WHAT THIS TASK INVOLVES —
In your copy of the records, include every word exactly and no pictures.
■ ■ ■ ■ ■
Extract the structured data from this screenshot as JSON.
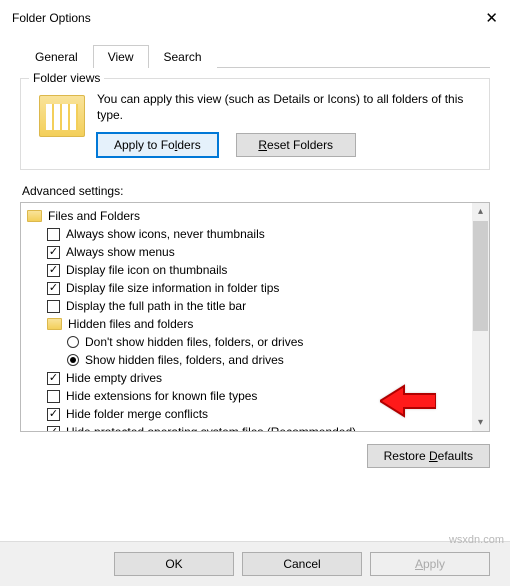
{
  "window": {
    "title": "Folder Options"
  },
  "tabs": {
    "general": "General",
    "view": "View",
    "search": "Search",
    "active": "View"
  },
  "folder_views": {
    "group_label": "Folder views",
    "description": "You can apply this view (such as Details or Icons) to all folders of this type.",
    "apply_btn": "Apply to Folders",
    "reset_btn": "Reset Folders"
  },
  "advanced": {
    "label": "Advanced settings:",
    "root": "Files and Folders",
    "items": [
      {
        "type": "check",
        "checked": false,
        "label": "Always show icons, never thumbnails"
      },
      {
        "type": "check",
        "checked": true,
        "label": "Always show menus"
      },
      {
        "type": "check",
        "checked": true,
        "label": "Display file icon on thumbnails"
      },
      {
        "type": "check",
        "checked": true,
        "label": "Display file size information in folder tips"
      },
      {
        "type": "check",
        "checked": false,
        "label": "Display the full path in the title bar"
      },
      {
        "type": "folder",
        "label": "Hidden files and folders"
      },
      {
        "type": "radio",
        "selected": false,
        "label": "Don't show hidden files, folders, or drives"
      },
      {
        "type": "radio",
        "selected": true,
        "label": "Show hidden files, folders, and drives"
      },
      {
        "type": "check",
        "checked": true,
        "label": "Hide empty drives"
      },
      {
        "type": "check",
        "checked": false,
        "label": "Hide extensions for known file types"
      },
      {
        "type": "check",
        "checked": true,
        "label": "Hide folder merge conflicts"
      },
      {
        "type": "check",
        "checked": true,
        "label": "Hide protected operating system files (Recommended)"
      }
    ],
    "restore_btn": "Restore Defaults"
  },
  "footer": {
    "ok": "OK",
    "cancel": "Cancel",
    "apply": "Apply"
  },
  "watermark": "wsxdn.com"
}
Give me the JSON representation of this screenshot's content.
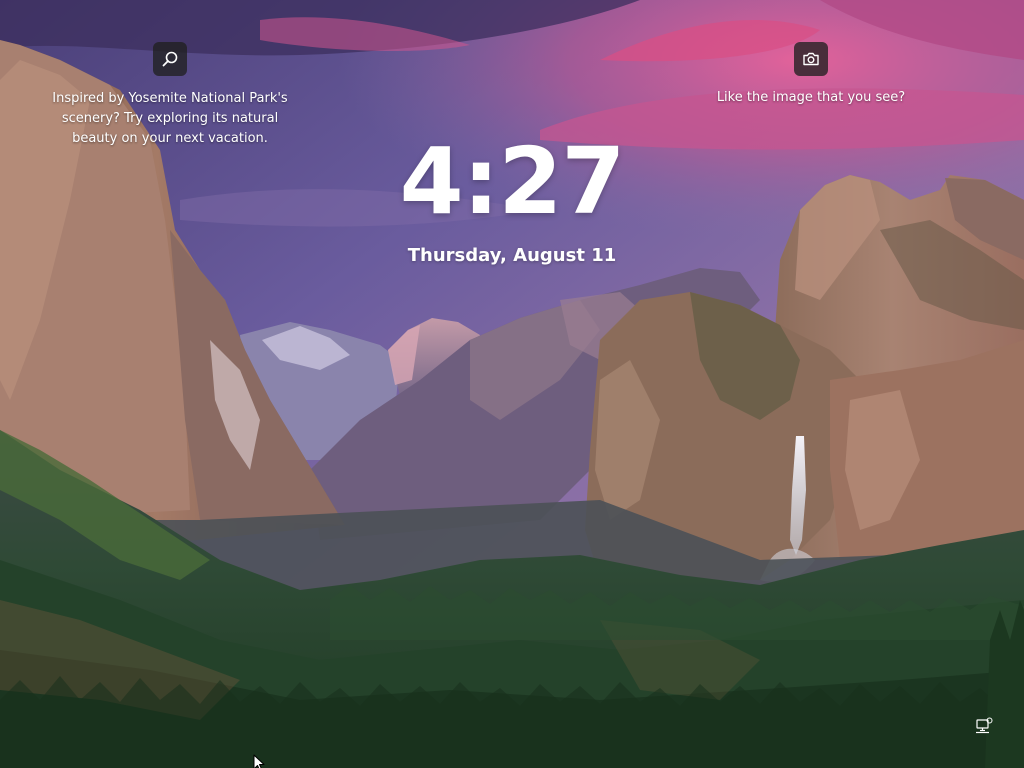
{
  "lock_screen": {
    "time": "4:27",
    "date": "Thursday, August 11"
  },
  "spotlight": {
    "info_text": "Inspired by Yosemite National Park's scenery? Try exploring its natural beauty on your next vacation.",
    "like_text": "Like the image that you see?"
  },
  "icons": {
    "search": "search-icon",
    "camera": "camera-icon",
    "network": "network-icon",
    "cursor": "mouse-pointer-icon"
  },
  "colors": {
    "text": "#ffffff",
    "icon_button_bg": "#202020"
  }
}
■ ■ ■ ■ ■
TASK ANSWER —
Extract the structured data from this screenshot as JSON.
{
  "window": {
    "title": "Folder Options"
  },
  "tabs": {
    "general": "General",
    "view": "View",
    "search": "Search",
    "active": "View"
  },
  "folder_views": {
    "group_label": "Folder views",
    "description": "You can apply this view (such as Details or Icons) to all folders of this type.",
    "apply_btn": "Apply to Folders",
    "reset_btn": "Reset Folders"
  },
  "advanced": {
    "label": "Advanced settings:",
    "root": "Files and Folders",
    "items": [
      {
        "type": "check",
        "checked": false,
        "label": "Always show icons, never thumbnails"
      },
      {
        "type": "check",
        "checked": true,
        "label": "Always show menus"
      },
      {
        "type": "check",
        "checked": true,
        "label": "Display file icon on thumbnails"
      },
      {
        "type": "check",
        "checked": true,
        "label": "Display file size information in folder tips"
      },
      {
        "type": "check",
        "checked": false,
        "label": "Display the full path in the title bar"
      },
      {
        "type": "folder",
        "label": "Hidden files and folders"
      },
      {
        "type": "radio",
        "selected": false,
        "label": "Don't show hidden files, folders, or drives"
      },
      {
        "type": "radio",
        "selected": true,
        "label": "Show hidden files, folders, and drives"
      },
      {
        "type": "check",
        "checked": true,
        "label": "Hide empty drives"
      },
      {
        "type": "check",
        "checked": false,
        "label": "Hide extensions for known file types"
      },
      {
        "type": "check",
        "checked": true,
        "label": "Hide folder merge conflicts"
      },
      {
        "type": "check",
        "checked": true,
        "label": "Hide protected operating system files (Recommended)"
      }
    ],
    "restore_btn": "Restore Defaults"
  },
  "footer": {
    "ok": "OK",
    "cancel": "Cancel",
    "apply": "Apply"
  },
  "watermark": "wsxdn.com"
}
Give me the JSON representation of this screenshot's content.
{
  "lock_screen": {
    "time": "4:27",
    "date": "Thursday, August 11"
  },
  "spotlight": {
    "info_text": "Inspired by Yosemite National Park's scenery? Try exploring its natural beauty on your next vacation.",
    "like_text": "Like the image that you see?"
  },
  "icons": {
    "search": "search-icon",
    "camera": "camera-icon",
    "network": "network-icon",
    "cursor": "mouse-pointer-icon"
  },
  "colors": {
    "text": "#ffffff",
    "icon_button_bg": "#202020"
  }
}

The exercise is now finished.